- [Instructions to follow]:
Identify each line below containing the string "Emissions" and copy it.

- [Data supplied]:
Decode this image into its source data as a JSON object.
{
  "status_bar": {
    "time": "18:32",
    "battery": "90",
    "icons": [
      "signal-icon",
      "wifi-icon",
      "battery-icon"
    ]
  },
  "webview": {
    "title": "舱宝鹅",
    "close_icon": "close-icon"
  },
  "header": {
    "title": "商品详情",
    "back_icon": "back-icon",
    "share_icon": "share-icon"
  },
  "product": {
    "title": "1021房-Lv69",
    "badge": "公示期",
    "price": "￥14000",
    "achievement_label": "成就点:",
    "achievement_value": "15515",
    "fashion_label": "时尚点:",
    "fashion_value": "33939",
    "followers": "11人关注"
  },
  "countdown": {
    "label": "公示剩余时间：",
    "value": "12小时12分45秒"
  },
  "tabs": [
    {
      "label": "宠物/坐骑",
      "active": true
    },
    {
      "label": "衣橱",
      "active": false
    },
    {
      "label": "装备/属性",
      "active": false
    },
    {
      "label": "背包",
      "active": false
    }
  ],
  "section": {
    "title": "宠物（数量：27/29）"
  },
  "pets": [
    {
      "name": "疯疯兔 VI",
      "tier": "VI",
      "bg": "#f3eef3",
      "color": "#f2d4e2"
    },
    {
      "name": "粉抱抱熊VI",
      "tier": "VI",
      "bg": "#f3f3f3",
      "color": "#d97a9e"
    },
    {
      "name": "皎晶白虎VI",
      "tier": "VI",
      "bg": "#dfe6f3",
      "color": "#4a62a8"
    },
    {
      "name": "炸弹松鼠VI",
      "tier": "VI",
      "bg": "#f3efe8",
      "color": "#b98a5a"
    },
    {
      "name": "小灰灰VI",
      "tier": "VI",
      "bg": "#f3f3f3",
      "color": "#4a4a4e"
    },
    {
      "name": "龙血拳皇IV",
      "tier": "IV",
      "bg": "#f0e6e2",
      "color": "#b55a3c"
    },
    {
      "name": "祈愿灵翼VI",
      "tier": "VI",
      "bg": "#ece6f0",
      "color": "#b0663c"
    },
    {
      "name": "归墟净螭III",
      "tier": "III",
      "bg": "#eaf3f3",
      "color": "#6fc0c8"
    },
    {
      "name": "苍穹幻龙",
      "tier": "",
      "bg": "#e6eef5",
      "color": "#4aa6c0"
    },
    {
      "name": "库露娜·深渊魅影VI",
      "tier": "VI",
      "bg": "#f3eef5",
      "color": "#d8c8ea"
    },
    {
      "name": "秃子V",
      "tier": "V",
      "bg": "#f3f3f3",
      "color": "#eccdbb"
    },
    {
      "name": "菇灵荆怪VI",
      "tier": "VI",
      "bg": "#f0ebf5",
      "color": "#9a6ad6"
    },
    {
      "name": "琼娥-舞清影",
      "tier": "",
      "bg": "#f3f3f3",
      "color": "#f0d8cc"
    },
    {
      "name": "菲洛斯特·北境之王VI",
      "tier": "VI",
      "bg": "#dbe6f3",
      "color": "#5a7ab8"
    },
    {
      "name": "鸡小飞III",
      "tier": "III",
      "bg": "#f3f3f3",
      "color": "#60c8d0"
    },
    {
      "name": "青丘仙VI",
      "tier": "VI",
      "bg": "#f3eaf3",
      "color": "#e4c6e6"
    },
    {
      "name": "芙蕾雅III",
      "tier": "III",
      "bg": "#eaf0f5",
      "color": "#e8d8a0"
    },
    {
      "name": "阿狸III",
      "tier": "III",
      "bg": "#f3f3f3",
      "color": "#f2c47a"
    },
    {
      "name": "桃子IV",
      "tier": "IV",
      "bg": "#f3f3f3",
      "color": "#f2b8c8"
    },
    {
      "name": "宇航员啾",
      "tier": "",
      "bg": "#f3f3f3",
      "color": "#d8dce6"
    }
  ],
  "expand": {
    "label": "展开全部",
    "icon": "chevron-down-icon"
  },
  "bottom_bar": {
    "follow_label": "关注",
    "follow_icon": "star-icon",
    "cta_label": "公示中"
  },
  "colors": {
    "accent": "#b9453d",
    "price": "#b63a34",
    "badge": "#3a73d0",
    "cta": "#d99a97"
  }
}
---
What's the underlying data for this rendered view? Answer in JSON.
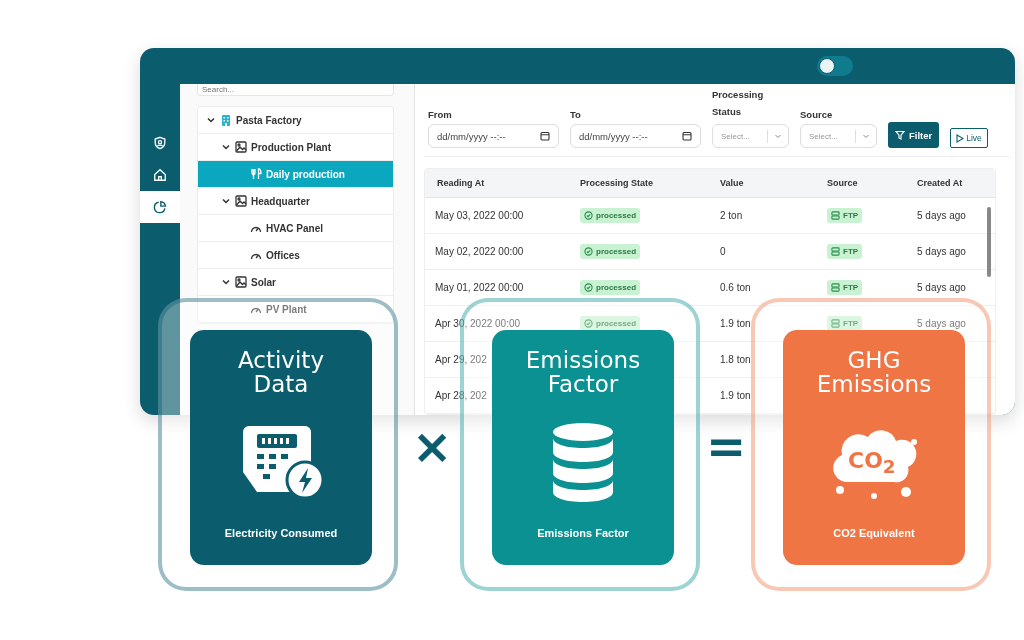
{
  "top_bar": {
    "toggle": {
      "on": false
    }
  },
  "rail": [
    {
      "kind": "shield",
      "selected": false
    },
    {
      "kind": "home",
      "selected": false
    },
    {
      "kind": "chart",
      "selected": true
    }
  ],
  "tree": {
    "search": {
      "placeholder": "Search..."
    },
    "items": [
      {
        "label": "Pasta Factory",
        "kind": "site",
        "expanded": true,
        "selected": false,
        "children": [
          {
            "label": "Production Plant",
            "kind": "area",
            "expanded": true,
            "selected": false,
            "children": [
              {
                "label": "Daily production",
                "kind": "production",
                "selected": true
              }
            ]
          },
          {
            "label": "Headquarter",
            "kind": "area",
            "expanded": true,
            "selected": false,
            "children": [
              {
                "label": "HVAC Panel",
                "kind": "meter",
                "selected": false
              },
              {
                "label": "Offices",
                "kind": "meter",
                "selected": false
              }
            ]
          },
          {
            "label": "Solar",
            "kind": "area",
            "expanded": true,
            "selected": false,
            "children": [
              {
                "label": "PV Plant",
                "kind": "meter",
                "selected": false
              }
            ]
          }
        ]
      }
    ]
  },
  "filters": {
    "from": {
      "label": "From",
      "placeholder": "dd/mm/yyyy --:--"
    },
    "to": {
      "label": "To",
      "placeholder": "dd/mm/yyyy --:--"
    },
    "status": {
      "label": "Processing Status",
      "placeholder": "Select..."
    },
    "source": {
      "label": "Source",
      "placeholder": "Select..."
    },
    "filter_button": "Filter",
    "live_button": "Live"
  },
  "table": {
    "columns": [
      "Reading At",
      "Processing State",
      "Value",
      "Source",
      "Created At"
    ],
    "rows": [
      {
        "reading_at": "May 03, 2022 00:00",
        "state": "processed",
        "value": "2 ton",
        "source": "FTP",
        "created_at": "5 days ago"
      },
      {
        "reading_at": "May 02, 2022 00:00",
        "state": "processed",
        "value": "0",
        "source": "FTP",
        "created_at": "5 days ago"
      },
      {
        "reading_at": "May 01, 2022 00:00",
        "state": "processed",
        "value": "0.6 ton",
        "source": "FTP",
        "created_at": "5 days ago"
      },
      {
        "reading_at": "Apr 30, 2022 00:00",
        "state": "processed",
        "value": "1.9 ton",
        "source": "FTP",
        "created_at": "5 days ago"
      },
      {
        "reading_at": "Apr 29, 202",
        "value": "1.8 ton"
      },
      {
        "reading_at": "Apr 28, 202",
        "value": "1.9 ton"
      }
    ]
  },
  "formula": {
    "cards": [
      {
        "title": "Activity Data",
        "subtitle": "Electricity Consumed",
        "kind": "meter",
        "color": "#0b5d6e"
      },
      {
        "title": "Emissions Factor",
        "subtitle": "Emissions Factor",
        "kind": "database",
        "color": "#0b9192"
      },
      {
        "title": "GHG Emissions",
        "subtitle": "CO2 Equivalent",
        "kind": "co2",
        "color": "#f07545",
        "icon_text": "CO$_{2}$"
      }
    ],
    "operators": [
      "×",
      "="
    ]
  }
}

- [Answer area]:
        "title": "Emissions Factor",
        "subtitle": "Emissions Factor",
        "title": "GHG Emissions",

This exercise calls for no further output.